***** Extracted material *****

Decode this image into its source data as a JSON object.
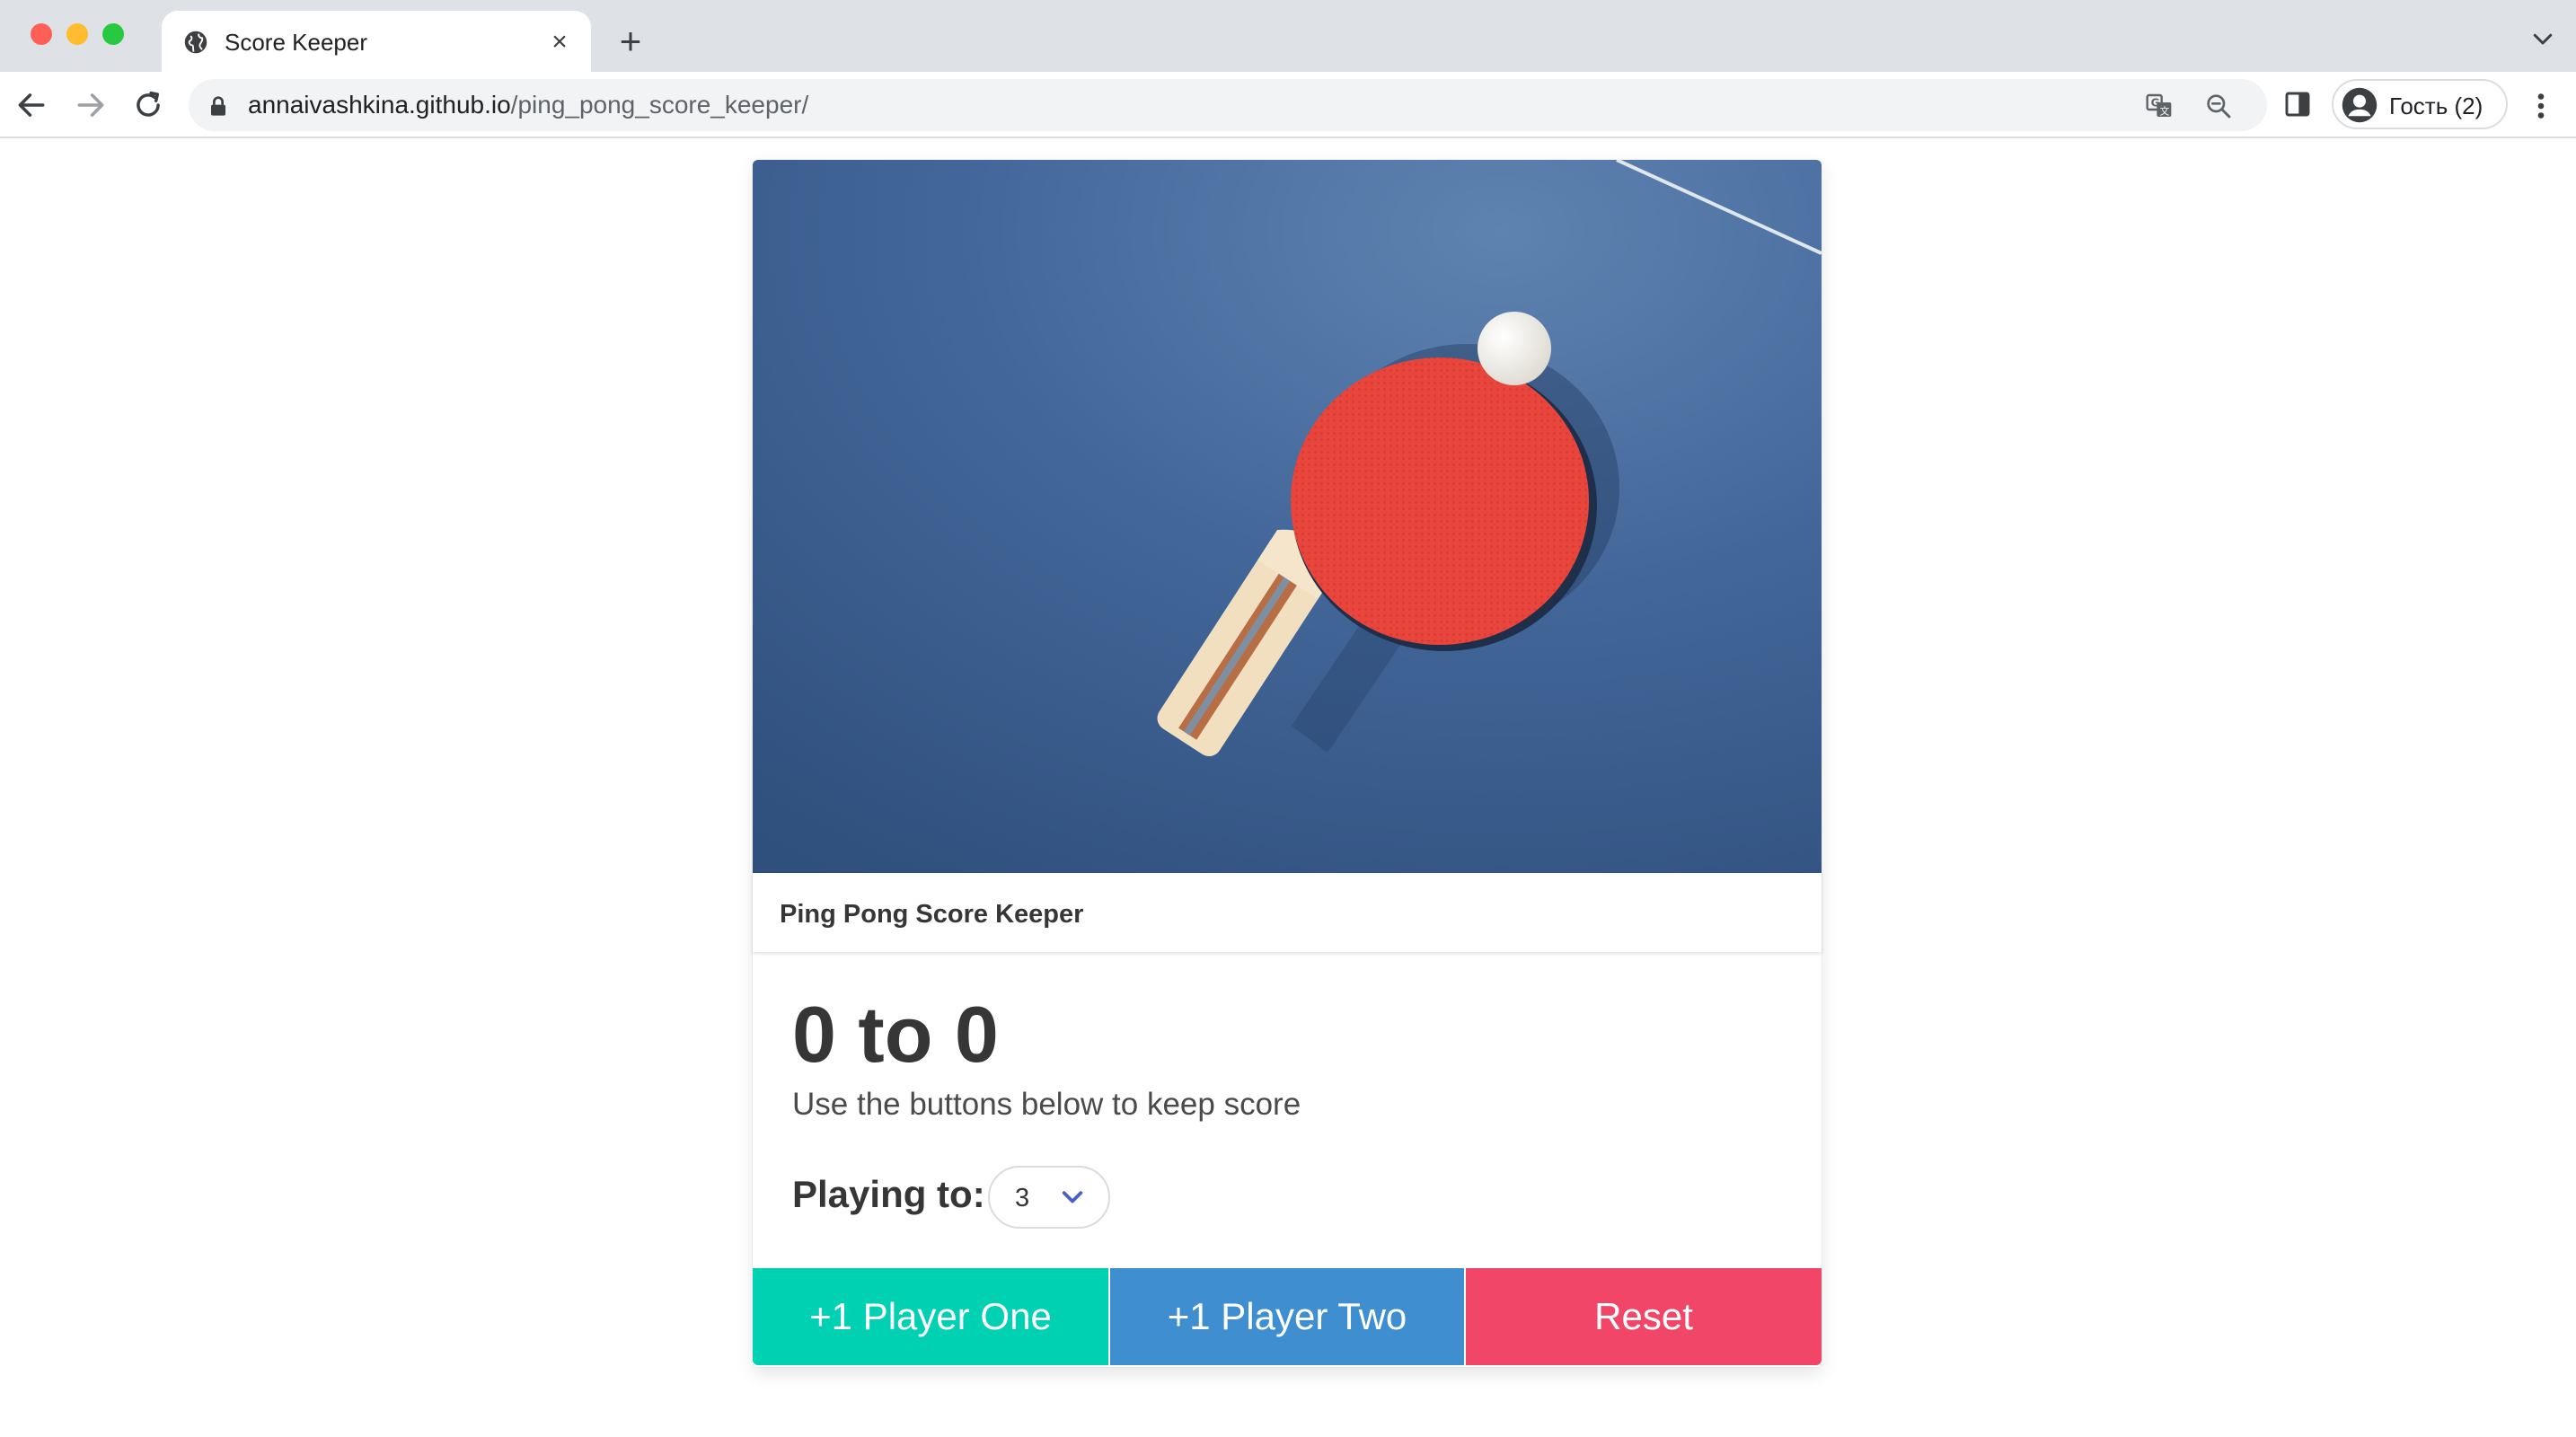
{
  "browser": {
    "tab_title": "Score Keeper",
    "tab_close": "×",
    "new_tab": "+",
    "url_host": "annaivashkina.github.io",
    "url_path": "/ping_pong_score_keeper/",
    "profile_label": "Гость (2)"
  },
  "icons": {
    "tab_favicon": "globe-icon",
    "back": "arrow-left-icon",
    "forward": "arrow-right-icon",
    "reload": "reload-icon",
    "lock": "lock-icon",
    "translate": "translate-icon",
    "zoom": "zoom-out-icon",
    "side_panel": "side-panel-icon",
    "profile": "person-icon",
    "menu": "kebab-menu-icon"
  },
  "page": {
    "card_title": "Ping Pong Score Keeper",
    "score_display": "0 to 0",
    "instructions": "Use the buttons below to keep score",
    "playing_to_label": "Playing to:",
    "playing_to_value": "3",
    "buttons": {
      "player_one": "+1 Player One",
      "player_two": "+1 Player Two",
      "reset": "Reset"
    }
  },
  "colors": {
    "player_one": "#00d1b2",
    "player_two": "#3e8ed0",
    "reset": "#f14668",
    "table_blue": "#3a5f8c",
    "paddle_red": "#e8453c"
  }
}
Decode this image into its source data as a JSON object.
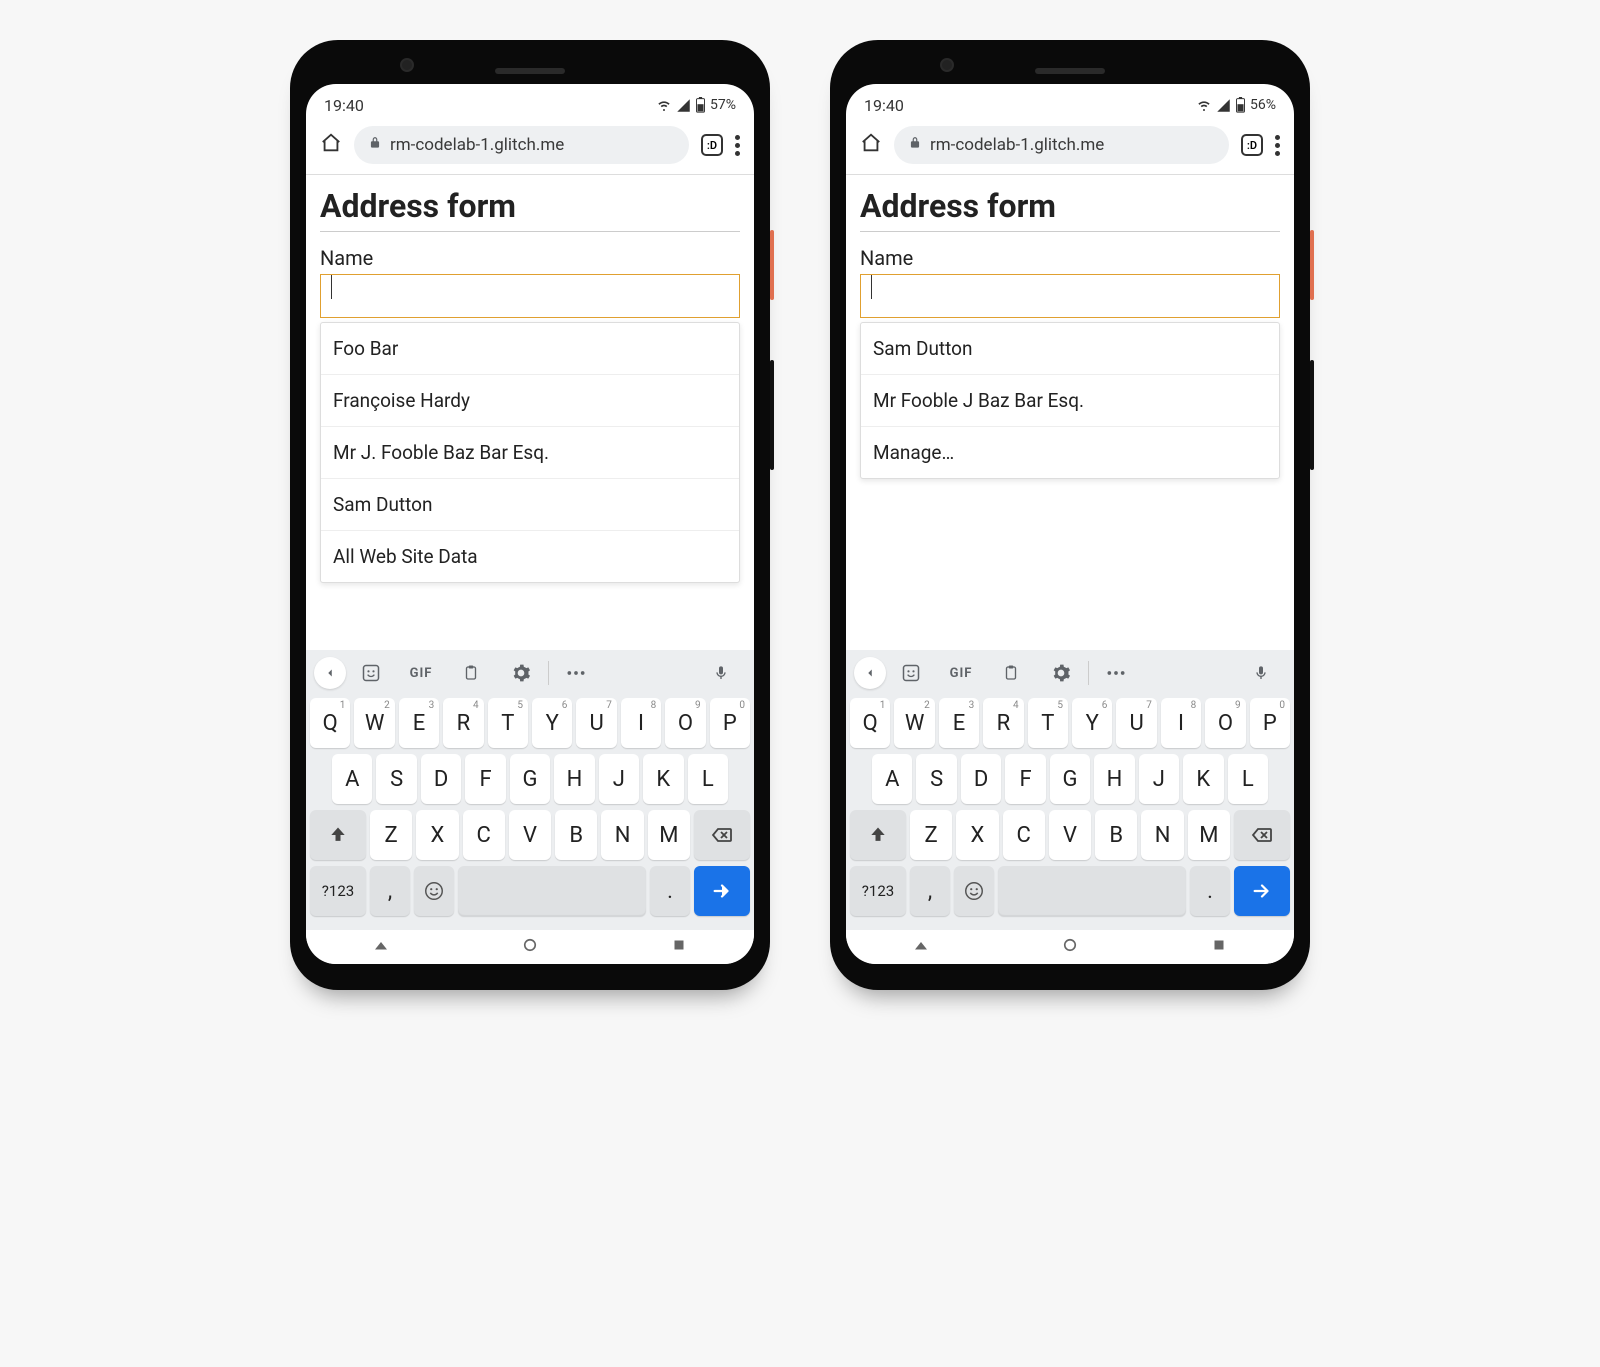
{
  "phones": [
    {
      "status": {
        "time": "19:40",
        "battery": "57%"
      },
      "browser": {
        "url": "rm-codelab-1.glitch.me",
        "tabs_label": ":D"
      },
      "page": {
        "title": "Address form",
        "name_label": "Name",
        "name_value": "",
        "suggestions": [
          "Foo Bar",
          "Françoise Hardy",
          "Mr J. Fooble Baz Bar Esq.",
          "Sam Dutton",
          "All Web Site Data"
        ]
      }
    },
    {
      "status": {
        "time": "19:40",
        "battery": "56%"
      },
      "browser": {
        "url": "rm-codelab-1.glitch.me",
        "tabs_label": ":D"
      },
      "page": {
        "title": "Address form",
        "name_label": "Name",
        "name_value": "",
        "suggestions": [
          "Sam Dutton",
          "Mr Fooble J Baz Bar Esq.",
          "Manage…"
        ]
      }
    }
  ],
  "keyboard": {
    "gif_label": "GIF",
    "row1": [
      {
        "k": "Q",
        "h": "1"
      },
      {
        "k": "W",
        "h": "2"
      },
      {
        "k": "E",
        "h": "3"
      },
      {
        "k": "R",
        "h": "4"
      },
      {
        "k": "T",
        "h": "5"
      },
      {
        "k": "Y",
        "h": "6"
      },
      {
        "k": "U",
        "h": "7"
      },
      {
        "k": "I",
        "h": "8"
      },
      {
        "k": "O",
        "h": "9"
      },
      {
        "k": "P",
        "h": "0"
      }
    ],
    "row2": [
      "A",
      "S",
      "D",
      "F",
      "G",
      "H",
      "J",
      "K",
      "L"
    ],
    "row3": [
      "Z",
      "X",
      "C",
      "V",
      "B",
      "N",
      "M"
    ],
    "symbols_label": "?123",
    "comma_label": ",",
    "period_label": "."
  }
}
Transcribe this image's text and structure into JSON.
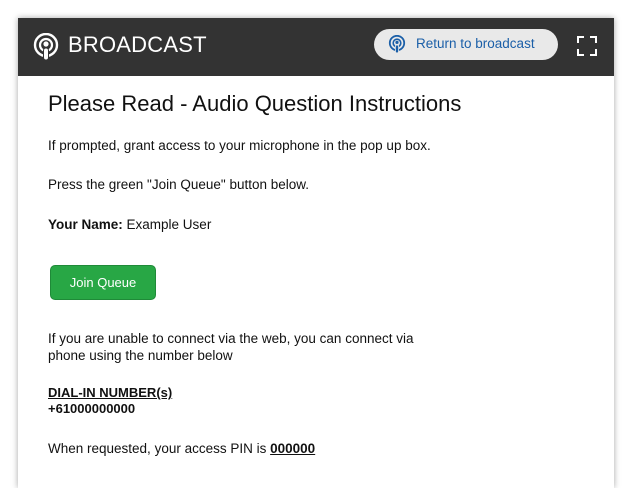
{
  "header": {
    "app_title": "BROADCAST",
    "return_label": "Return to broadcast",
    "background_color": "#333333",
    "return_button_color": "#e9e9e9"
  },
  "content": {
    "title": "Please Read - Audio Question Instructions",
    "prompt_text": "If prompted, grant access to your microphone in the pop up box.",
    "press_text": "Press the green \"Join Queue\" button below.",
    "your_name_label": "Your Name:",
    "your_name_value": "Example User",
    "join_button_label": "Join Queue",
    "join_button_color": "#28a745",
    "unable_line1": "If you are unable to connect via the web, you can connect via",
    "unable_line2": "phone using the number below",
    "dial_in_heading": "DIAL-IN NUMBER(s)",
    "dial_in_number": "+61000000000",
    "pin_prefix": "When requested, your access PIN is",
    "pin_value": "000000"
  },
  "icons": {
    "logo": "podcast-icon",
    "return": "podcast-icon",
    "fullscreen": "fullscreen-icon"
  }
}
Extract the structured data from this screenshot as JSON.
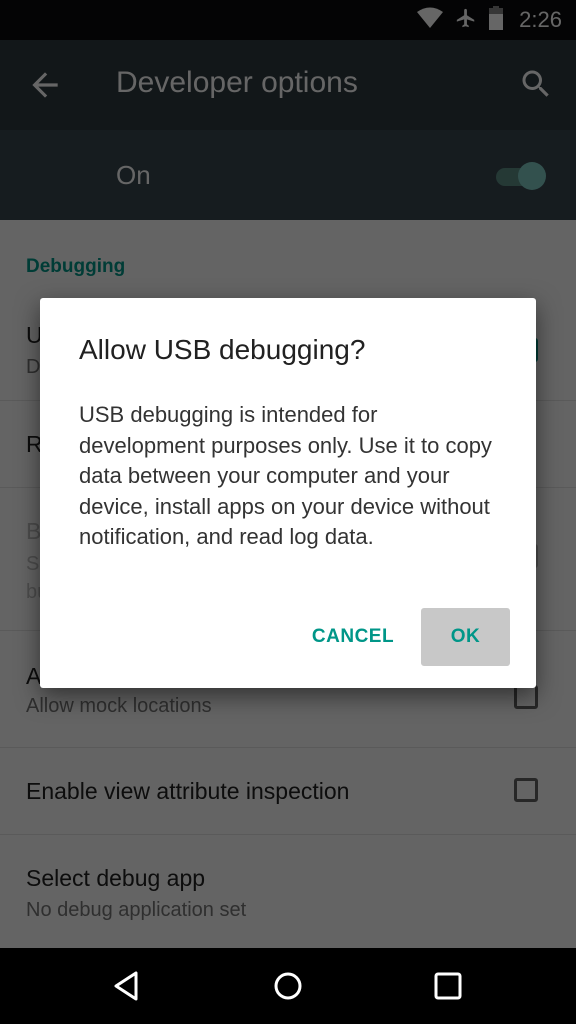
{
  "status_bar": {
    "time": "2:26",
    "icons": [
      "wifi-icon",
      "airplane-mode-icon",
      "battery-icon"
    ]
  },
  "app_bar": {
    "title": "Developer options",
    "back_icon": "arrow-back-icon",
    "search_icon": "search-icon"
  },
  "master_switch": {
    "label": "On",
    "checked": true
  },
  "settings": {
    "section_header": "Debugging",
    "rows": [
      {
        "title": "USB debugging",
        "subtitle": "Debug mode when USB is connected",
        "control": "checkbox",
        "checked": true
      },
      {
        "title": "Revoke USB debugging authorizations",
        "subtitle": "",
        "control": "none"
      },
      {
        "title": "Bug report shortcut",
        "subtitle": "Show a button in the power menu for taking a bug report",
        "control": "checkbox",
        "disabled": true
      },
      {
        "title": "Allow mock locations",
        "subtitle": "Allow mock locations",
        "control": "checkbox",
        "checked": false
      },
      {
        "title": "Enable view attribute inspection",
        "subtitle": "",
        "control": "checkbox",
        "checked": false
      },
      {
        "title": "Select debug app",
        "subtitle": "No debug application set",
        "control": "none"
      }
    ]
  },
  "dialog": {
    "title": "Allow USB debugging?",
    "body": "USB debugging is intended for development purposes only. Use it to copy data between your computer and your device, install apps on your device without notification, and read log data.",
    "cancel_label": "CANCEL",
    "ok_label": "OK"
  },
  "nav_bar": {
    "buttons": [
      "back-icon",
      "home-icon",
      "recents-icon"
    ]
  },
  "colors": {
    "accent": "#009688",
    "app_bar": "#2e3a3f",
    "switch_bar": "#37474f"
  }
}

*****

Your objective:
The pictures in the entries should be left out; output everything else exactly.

Result of the exercise:
Decode this image into its source data as a JSON object.
{
  "browser": {
    "tab_title": "Score Keeper",
    "tab_close": "×",
    "new_tab": "+",
    "url_host": "annaivashkina.github.io",
    "url_path": "/ping_pong_score_keeper/",
    "profile_label": "Гость (2)"
  },
  "icons": {
    "tab_favicon": "globe-icon",
    "back": "arrow-left-icon",
    "forward": "arrow-right-icon",
    "reload": "reload-icon",
    "lock": "lock-icon",
    "translate": "translate-icon",
    "zoom": "zoom-out-icon",
    "side_panel": "side-panel-icon",
    "profile": "person-icon",
    "menu": "kebab-menu-icon"
  },
  "page": {
    "card_title": "Ping Pong Score Keeper",
    "score_display": "0 to 0",
    "instructions": "Use the buttons below to keep score",
    "playing_to_label": "Playing to:",
    "playing_to_value": "3",
    "buttons": {
      "player_one": "+1 Player One",
      "player_two": "+1 Player Two",
      "reset": "Reset"
    }
  },
  "colors": {
    "player_one": "#00d1b2",
    "player_two": "#3e8ed0",
    "reset": "#f14668",
    "table_blue": "#3a5f8c",
    "paddle_red": "#e8453c"
  }
}
Decode this image into its source data as a JSON object.
{
  "phones": [
    {
      "status": {
        "time": "19:40",
        "battery": "57%"
      },
      "browser": {
        "url": "rm-codelab-1.glitch.me",
        "tabs_label": ":D"
      },
      "page": {
        "title": "Address form",
        "name_label": "Name",
        "name_value": "",
        "suggestions": [
          "Foo Bar",
          "Françoise Hardy",
          "Mr J. Fooble Baz Bar Esq.",
          "Sam Dutton",
          "All Web Site Data"
        ]
      }
    },
    {
      "status": {
        "time": "19:40",
        "battery": "56%"
      },
      "browser": {
        "url": "rm-codelab-1.glitch.me",
        "tabs_label": ":D"
      },
      "page": {
        "title": "Address form",
        "name_label": "Name",
        "name_value": "",
        "suggestions": [
          "Sam Dutton",
          "Mr Fooble J Baz Bar Esq.",
          "Manage…"
        ]
      }
    }
  ],
  "keyboard": {
    "gif_label": "GIF",
    "row1": [
      {
        "k": "Q",
        "h": "1"
      },
      {
        "k": "W",
        "h": "2"
      },
      {
        "k": "E",
        "h": "3"
      },
      {
        "k": "R",
        "h": "4"
      },
      {
        "k": "T",
        "h": "5"
      },
      {
        "k": "Y",
        "h": "6"
      },
      {
        "k": "U",
        "h": "7"
      },
      {
        "k": "I",
        "h": "8"
      },
      {
        "k": "O",
        "h": "9"
      },
      {
        "k": "P",
        "h": "0"
      }
    ],
    "row2": [
      "A",
      "S",
      "D",
      "F",
      "G",
      "H",
      "J",
      "K",
      "L"
    ],
    "row3": [
      "Z",
      "X",
      "C",
      "V",
      "B",
      "N",
      "M"
    ],
    "symbols_label": "?123",
    "comma_label": ",",
    "period_label": "."
  }
}
Transcribe this image's text and structure into JSON.
{
  "header": {
    "app_title": "BROADCAST",
    "return_label": "Return to broadcast",
    "background_color": "#333333",
    "return_button_color": "#e9e9e9"
  },
  "content": {
    "title": "Please Read - Audio Question Instructions",
    "prompt_text": "If prompted, grant access to your microphone in the pop up box.",
    "press_text": "Press the green \"Join Queue\" button below.",
    "your_name_label": "Your Name:",
    "your_name_value": "Example User",
    "join_button_label": "Join Queue",
    "join_button_color": "#28a745",
    "unable_line1": "If you are unable to connect via the web, you can connect via",
    "unable_line2": "phone using the number below",
    "dial_in_heading": "DIAL-IN NUMBER(s)",
    "dial_in_number": "+61000000000",
    "pin_prefix": "When requested, your access PIN is",
    "pin_value": "000000"
  },
  "icons": {
    "logo": "podcast-icon",
    "return": "podcast-icon",
    "fullscreen": "fullscreen-icon"
  }
}
Extract the structured data from this screenshot as JSON.
{
  "status_bar": {
    "time": "2:26",
    "icons": [
      "wifi-icon",
      "airplane-mode-icon",
      "battery-icon"
    ]
  },
  "app_bar": {
    "title": "Developer options",
    "back_icon": "arrow-back-icon",
    "search_icon": "search-icon"
  },
  "master_switch": {
    "label": "On",
    "checked": true
  },
  "settings": {
    "section_header": "Debugging",
    "rows": [
      {
        "title": "USB debugging",
        "subtitle": "Debug mode when USB is connected",
        "control": "checkbox",
        "checked": true
      },
      {
        "title": "Revoke USB debugging authorizations",
        "subtitle": "",
        "control": "none"
      },
      {
        "title": "Bug report shortcut",
        "subtitle": "Show a button in the power menu for taking a bug report",
        "control": "checkbox",
        "disabled": true
      },
      {
        "title": "Allow mock locations",
        "subtitle": "Allow mock locations",
        "control": "checkbox",
        "checked": false
      },
      {
        "title": "Enable view attribute inspection",
        "subtitle": "",
        "control": "checkbox",
        "checked": false
      },
      {
        "title": "Select debug app",
        "subtitle": "No debug application set",
        "control": "none"
      }
    ]
  },
  "dialog": {
    "title": "Allow USB debugging?",
    "body": "USB debugging is intended for development purposes only. Use it to copy data between your computer and your device, install apps on your device without notification, and read log data.",
    "cancel_label": "CANCEL",
    "ok_label": "OK"
  },
  "nav_bar": {
    "buttons": [
      "back-icon",
      "home-icon",
      "recents-icon"
    ]
  },
  "colors": {
    "accent": "#009688",
    "app_bar": "#2e3a3f",
    "switch_bar": "#37474f"
  }
}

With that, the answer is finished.